Sonic hedgehog (Shh) is a glycoprotein molecule that has been shown to be associated with the proliferative capacity of endogenous neural precursor cells during embryonic development. It has also been shown to regulate the proliferative capacity of neural stem cells in the adult subventricular zone (SVZ), which are also upregulated in animal models of ischemic stroke. In the present study, the effects of exogenous administration of intrathecal Shh protein were examined in the setting of a rodent model of ischemic stroke, with particular attention given to endogenous neural stem cell proliferation and migration as well as inducible differences in behavioral recovery.
A rodent model of ischemic stroke was created using the intraluminal suture method of reversible middle cerebral artery occlusion. Animals were treated with intrathecal administration of Shh protein at 24 hours after the onset of the stroke. Behavioral testing was performed, and the animals were killed for measurements of infarct volume 7 days after stroke. Immunohistochemical staining was performed and measurements of cellular proliferation were obtained, with a focus on the proportion and distribution of neural progenitor cells in the SVZ. These values were compared across experimental groups.
Treatment with intrathecal Shh protein resulted in significant improvement in behavioral function compared with the control group, with a significant reduction of ischemic tissue in the cerebral hemisphere. An increase of nestin immunoreactive cells was observed along the SVZ.

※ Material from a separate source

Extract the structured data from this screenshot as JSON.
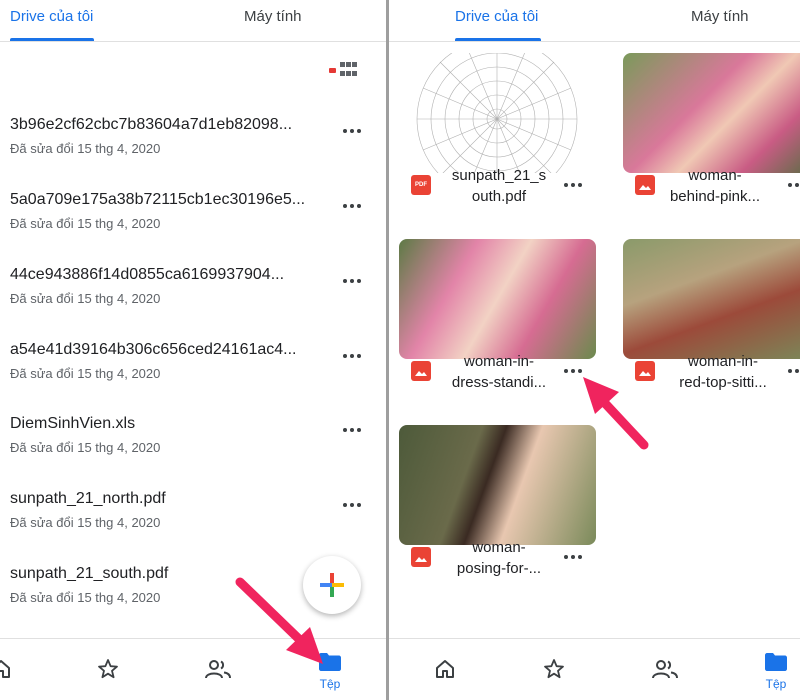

Intrathecal Shh agonist at doses that upregulate spinal cord GLI1 transcription increases the population of neural precursor cells after spinal cord injury in adult rats. Intrathecal administration of Shh protein appears to have a neuroprotective effect in animal models of ischemic stroke and is associated with improved behavioral recovery, which may be related to its effects on neurogenesis in the SVZ and could be associated with improved functional recovery.